Interface dataset entries
■ ■ ■
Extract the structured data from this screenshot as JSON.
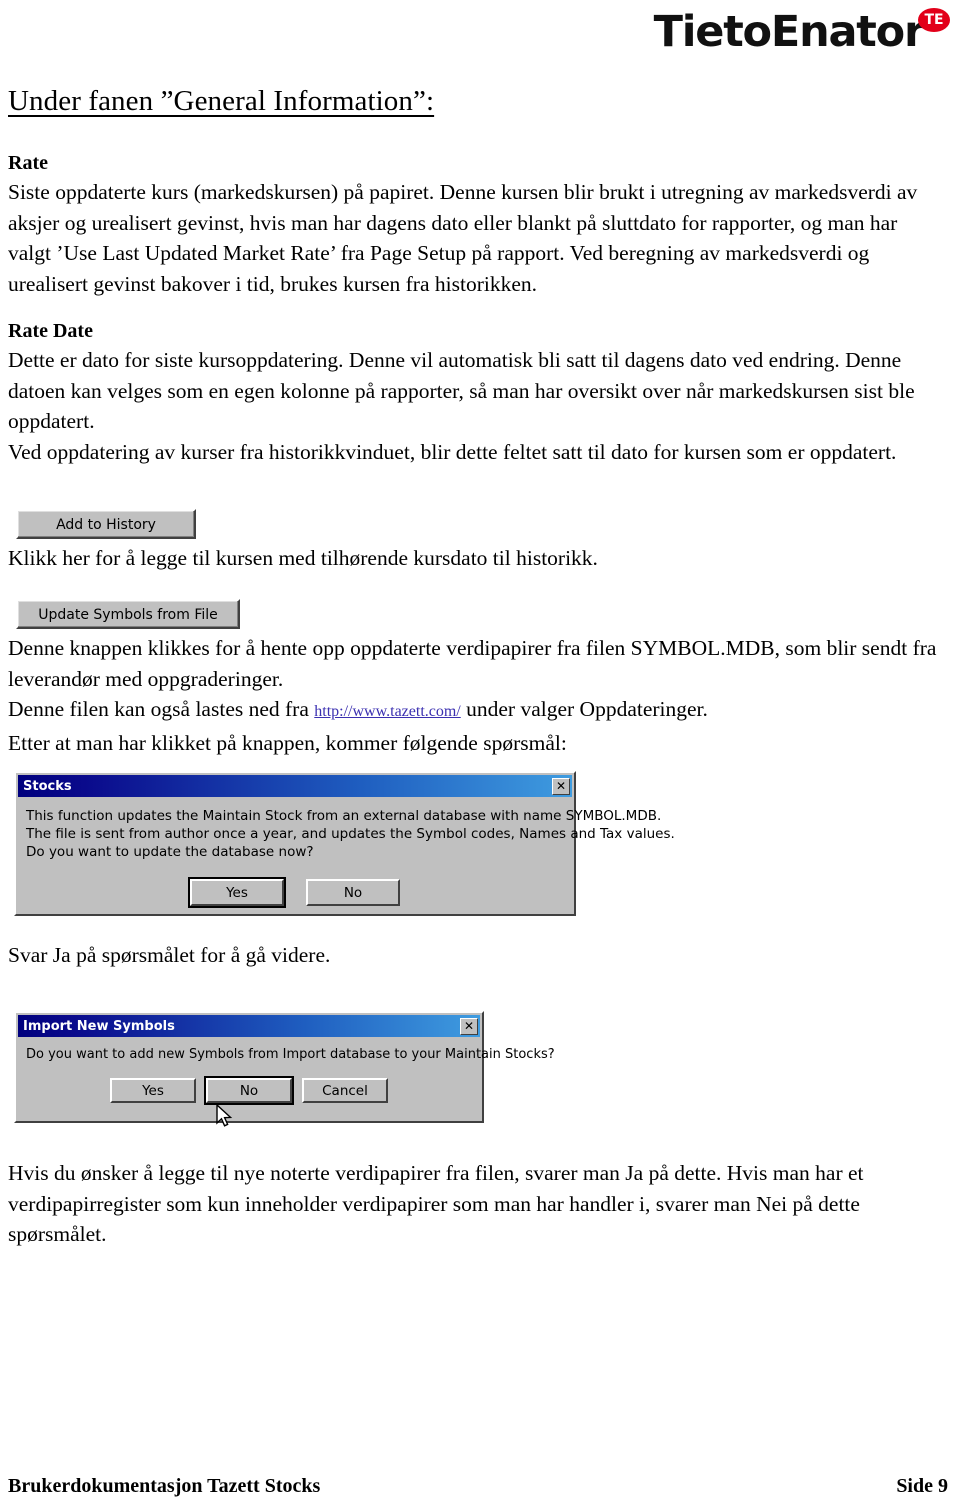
{
  "brand": {
    "logo_text": "TietoEnator",
    "logo_badge": "TE",
    "badge_color": "#e2001a"
  },
  "heading": "Under fanen ”General Information”:",
  "sections": [
    {
      "title": "Rate",
      "paragraph": "Siste oppdaterte kurs (markedskursen) på papiret. Denne kursen blir brukt i utregning av markedsverdi av aksjer og urealisert gevinst, hvis man har dagens dato eller blankt på sluttdato for rapporter, og man har valgt ’Use Last Updated Market Rate’ fra Page Setup på rapport. Ved beregning av markedsverdi og urealisert gevinst bakover i tid, brukes kursen fra historikken."
    },
    {
      "title": "Rate Date",
      "paragraph_1": "Dette er dato for siste kursoppdatering. Denne vil automatisk bli satt til dagens dato ved endring. Denne datoen kan velges som en egen kolonne på rapporter, så man har oversikt over når markedskursen sist ble oppdatert.",
      "paragraph_2": "Ved oppdatering av kurser fra historikkvinduet, blir dette feltet satt til dato for kursen som er oppdatert."
    }
  ],
  "buttons": {
    "add_to_history": "Add to History",
    "update_symbols_from_file": "Update Symbols from File"
  },
  "captions": {
    "add_to_history_text": "Klikk her for å legge til kursen med tilhørende kursdato til historikk.",
    "update_symbols_text_1": "Denne knappen klikkes for å hente opp oppdaterte verdipapirer fra filen SYMBOL.MDB, som blir sendt fra leverandør med oppgraderinger.",
    "update_symbols_text_2_pre": "Denne filen kan også lastes ned fra ",
    "update_symbols_link": "http://www.tazett.com/",
    "update_symbols_text_2_post": " under valger Oppdateringer.",
    "update_symbols_text_3": "Etter at man har klikket på knappen, kommer følgende spørsmål:",
    "answer_yes_text": "Svar Ja på spørsmålet for å gå videre.",
    "final_text": "Hvis du ønsker å legge til nye noterte verdipapirer fra filen, svarer man Ja på dette. Hvis man har et verdipapirregister som kun inneholder verdipapirer som man har handler i, svarer man Nei på dette spørsmålet."
  },
  "dialogs": {
    "stocks": {
      "title": "Stocks",
      "close_label": "✕",
      "message_line_1": "This function updates the Maintain Stock from an external database with name SYMBOL.MDB.",
      "message_line_2": "The file is sent from author once a year, and updates the Symbol codes, Names and Tax values.",
      "message_line_3": "Do you want to update the database now?",
      "button_yes": "Yes",
      "button_no": "No"
    },
    "import_new_symbols": {
      "title": "Import New Symbols",
      "close_label": "✕",
      "message_line_1": "Do you want to add new Symbols from Import database to your Maintain Stocks?",
      "button_yes": "Yes",
      "button_no": "No",
      "button_cancel": "Cancel"
    }
  },
  "footer": {
    "left": "Brukerdokumentasjon Tazett Stocks",
    "right": "Side 9"
  }
}
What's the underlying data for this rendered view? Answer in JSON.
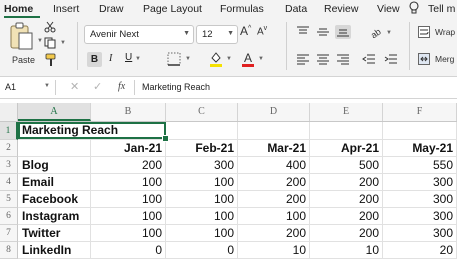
{
  "ribbon_tabs": [
    "Home",
    "Insert",
    "Draw",
    "Page Layout",
    "Formulas",
    "Data",
    "Review",
    "View",
    "Tell m"
  ],
  "ribbon": {
    "paste_label": "Paste",
    "font_name": "Avenir Next",
    "font_size": "12",
    "bold_label": "B",
    "italic_label": "I",
    "underline_label": "U",
    "grow_font": "A",
    "shrink_font": "A",
    "wrap_label": "Wrap",
    "merge_label": "Merg",
    "accent_color": "#1e7145",
    "font_color": "#e02020",
    "fill_color": "#f5e100"
  },
  "formula_bar": {
    "name_box": "A1",
    "fx_label": "fx",
    "content": "Marketing Reach"
  },
  "grid": {
    "columns": [
      "A",
      "B",
      "C",
      "D",
      "E",
      "F"
    ],
    "rows": [
      "1",
      "2",
      "3",
      "4",
      "5",
      "6",
      "7",
      "8"
    ],
    "title": "Marketing Reach",
    "months": [
      "Jan-21",
      "Feb-21",
      "Mar-21",
      "Apr-21",
      "May-21"
    ],
    "data": [
      {
        "label": "Blog",
        "values": [
          "200",
          "300",
          "400",
          "500",
          "550"
        ]
      },
      {
        "label": "Email",
        "values": [
          "100",
          "100",
          "200",
          "200",
          "300"
        ]
      },
      {
        "label": "Facebook",
        "values": [
          "100",
          "100",
          "200",
          "200",
          "300"
        ]
      },
      {
        "label": "Instagram",
        "values": [
          "100",
          "100",
          "100",
          "200",
          "300"
        ]
      },
      {
        "label": "Twitter",
        "values": [
          "100",
          "100",
          "200",
          "200",
          "300"
        ]
      },
      {
        "label": "LinkedIn",
        "values": [
          "0",
          "0",
          "10",
          "10",
          "20"
        ]
      }
    ]
  }
}
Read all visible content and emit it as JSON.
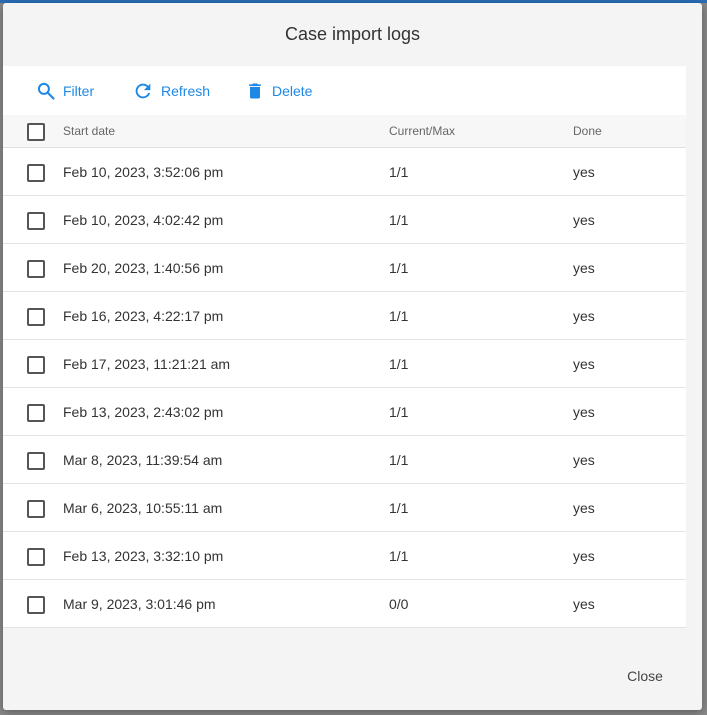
{
  "dialog": {
    "title": "Case import logs",
    "close_label": "Close"
  },
  "toolbar": {
    "filter_label": "Filter",
    "refresh_label": "Refresh",
    "delete_label": "Delete",
    "filter_icon": "search-icon",
    "refresh_icon": "refresh-icon",
    "delete_icon": "trash-icon",
    "accent_color": "#1e88e5"
  },
  "table": {
    "columns": [
      "Start date",
      "Current/Max",
      "Done"
    ],
    "rows": [
      {
        "start_date": "Feb 10, 2023, 3:52:06 pm",
        "current_max": "1/1",
        "done": "yes"
      },
      {
        "start_date": "Feb 10, 2023, 4:02:42 pm",
        "current_max": "1/1",
        "done": "yes"
      },
      {
        "start_date": "Feb 20, 2023, 1:40:56 pm",
        "current_max": "1/1",
        "done": "yes"
      },
      {
        "start_date": "Feb 16, 2023, 4:22:17 pm",
        "current_max": "1/1",
        "done": "yes"
      },
      {
        "start_date": "Feb 17, 2023, 11:21:21 am",
        "current_max": "1/1",
        "done": "yes"
      },
      {
        "start_date": "Feb 13, 2023, 2:43:02 pm",
        "current_max": "1/1",
        "done": "yes"
      },
      {
        "start_date": "Mar 8, 2023, 11:39:54 am",
        "current_max": "1/1",
        "done": "yes"
      },
      {
        "start_date": "Mar 6, 2023, 10:55:11 am",
        "current_max": "1/1",
        "done": "yes"
      },
      {
        "start_date": "Feb 13, 2023, 3:32:10 pm",
        "current_max": "1/1",
        "done": "yes"
      },
      {
        "start_date": "Mar 9, 2023, 3:01:46 pm",
        "current_max": "0/0",
        "done": "yes"
      }
    ]
  }
}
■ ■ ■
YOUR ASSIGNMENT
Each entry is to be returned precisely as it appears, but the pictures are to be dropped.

ANSWER TO THE PROBLEM
Extract the structured data from this screenshot as JSON.
{
  "brand": {
    "logo_text": "TietoEnator",
    "logo_badge": "TE",
    "badge_color": "#e2001a"
  },
  "heading": "Under fanen ”General Information”:",
  "sections": [
    {
      "title": "Rate",
      "paragraph": "Siste oppdaterte kurs (markedskursen) på papiret. Denne kursen blir brukt i utregning av markedsverdi av aksjer og urealisert gevinst, hvis man har dagens dato eller blankt på sluttdato for rapporter, og man har valgt ’Use Last Updated Market Rate’ fra Page Setup på rapport. Ved beregning av markedsverdi og urealisert gevinst bakover i tid, brukes kursen fra historikken."
    },
    {
      "title": "Rate Date",
      "paragraph_1": "Dette er dato for siste kursoppdatering. Denne vil automatisk bli satt til dagens dato ved endring. Denne datoen kan velges som en egen kolonne på rapporter, så man har oversikt over når markedskursen sist ble oppdatert.",
      "paragraph_2": "Ved oppdatering av kurser fra historikkvinduet, blir dette feltet satt til dato for kursen som er oppdatert."
    }
  ],
  "buttons": {
    "add_to_history": "Add to History",
    "update_symbols_from_file": "Update Symbols from File"
  },
  "captions": {
    "add_to_history_text": "Klikk her for å legge til kursen med tilhørende kursdato til historikk.",
    "update_symbols_text_1": "Denne knappen klikkes for å hente opp oppdaterte verdipapirer fra filen SYMBOL.MDB, som blir sendt fra leverandør med oppgraderinger.",
    "update_symbols_text_2_pre": "Denne filen kan også lastes ned fra ",
    "update_symbols_link": "http://www.tazett.com/",
    "update_symbols_text_2_post": " under valger Oppdateringer.",
    "update_symbols_text_3": "Etter at man har klikket på knappen, kommer følgende spørsmål:",
    "answer_yes_text": "Svar Ja på spørsmålet for å gå videre.",
    "final_text": "Hvis du ønsker å legge til nye noterte verdipapirer fra filen, svarer man Ja på dette. Hvis man har et verdipapirregister som kun inneholder verdipapirer som man har handler i, svarer man Nei på dette spørsmålet."
  },
  "dialogs": {
    "stocks": {
      "title": "Stocks",
      "close_label": "✕",
      "message_line_1": "This function updates the Maintain Stock from an external database with name SYMBOL.MDB.",
      "message_line_2": "The file is sent from author once a year, and updates the Symbol codes, Names and Tax values.",
      "message_line_3": "Do you want to update the database now?",
      "button_yes": "Yes",
      "button_no": "No"
    },
    "import_new_symbols": {
      "title": "Import New Symbols",
      "close_label": "✕",
      "message_line_1": "Do you want to add new Symbols from Import database to your Maintain Stocks?",
      "button_yes": "Yes",
      "button_no": "No",
      "button_cancel": "Cancel"
    }
  },
  "footer": {
    "left": "Brukerdokumentasjon Tazett Stocks",
    "right": "Side 9"
  }
}
What's the underlying data for this rendered view? Answer in JSON.
{
  "ribbon_tabs": [
    "Home",
    "Insert",
    "Draw",
    "Page Layout",
    "Formulas",
    "Data",
    "Review",
    "View",
    "Tell m"
  ],
  "ribbon": {
    "paste_label": "Paste",
    "font_name": "Avenir Next",
    "font_size": "12",
    "bold_label": "B",
    "italic_label": "I",
    "underline_label": "U",
    "grow_font": "A",
    "shrink_font": "A",
    "wrap_label": "Wrap",
    "merge_label": "Merg",
    "accent_color": "#1e7145",
    "font_color": "#e02020",
    "fill_color": "#f5e100"
  },
  "formula_bar": {
    "name_box": "A1",
    "fx_label": "fx",
    "content": "Marketing Reach"
  },
  "grid": {
    "columns": [
      "A",
      "B",
      "C",
      "D",
      "E",
      "F"
    ],
    "rows": [
      "1",
      "2",
      "3",
      "4",
      "5",
      "6",
      "7",
      "8"
    ],
    "title": "Marketing Reach",
    "months": [
      "Jan-21",
      "Feb-21",
      "Mar-21",
      "Apr-21",
      "May-21"
    ],
    "data": [
      {
        "label": "Blog",
        "values": [
          "200",
          "300",
          "400",
          "500",
          "550"
        ]
      },
      {
        "label": "Email",
        "values": [
          "100",
          "100",
          "200",
          "200",
          "300"
        ]
      },
      {
        "label": "Facebook",
        "values": [
          "100",
          "100",
          "200",
          "200",
          "300"
        ]
      },
      {
        "label": "Instagram",
        "values": [
          "100",
          "100",
          "100",
          "200",
          "300"
        ]
      },
      {
        "label": "Twitter",
        "values": [
          "100",
          "100",
          "200",
          "200",
          "300"
        ]
      },
      {
        "label": "LinkedIn",
        "values": [
          "0",
          "0",
          "10",
          "10",
          "20"
        ]
      }
    ]
  }
}
Read all visible content and emit it as JSON.
{
  "dialog": {
    "title": "Case import logs",
    "close_label": "Close"
  },
  "toolbar": {
    "filter_label": "Filter",
    "refresh_label": "Refresh",
    "delete_label": "Delete",
    "filter_icon": "search-icon",
    "refresh_icon": "refresh-icon",
    "delete_icon": "trash-icon",
    "accent_color": "#1e88e5"
  },
  "table": {
    "columns": [
      "Start date",
      "Current/Max",
      "Done"
    ],
    "rows": [
      {
        "start_date": "Feb 10, 2023, 3:52:06 pm",
        "current_max": "1/1",
        "done": "yes"
      },
      {
        "start_date": "Feb 10, 2023, 4:02:42 pm",
        "current_max": "1/1",
        "done": "yes"
      },
      {
        "start_date": "Feb 20, 2023, 1:40:56 pm",
        "current_max": "1/1",
        "done": "yes"
      },
      {
        "start_date": "Feb 16, 2023, 4:22:17 pm",
        "current_max": "1/1",
        "done": "yes"
      },
      {
        "start_date": "Feb 17, 2023, 11:21:21 am",
        "current_max": "1/1",
        "done": "yes"
      },
      {
        "start_date": "Feb 13, 2023, 2:43:02 pm",
        "current_max": "1/1",
        "done": "yes"
      },
      {
        "start_date": "Mar 8, 2023, 11:39:54 am",
        "current_max": "1/1",
        "done": "yes"
      },
      {
        "start_date": "Mar 6, 2023, 10:55:11 am",
        "current_max": "1/1",
        "done": "yes"
      },
      {
        "start_date": "Feb 13, 2023, 3:32:10 pm",
        "current_max": "1/1",
        "done": "yes"
      },
      {
        "start_date": "Mar 9, 2023, 3:01:46 pm",
        "current_max": "0/0",
        "done": "yes"
      }
    ]
  }
}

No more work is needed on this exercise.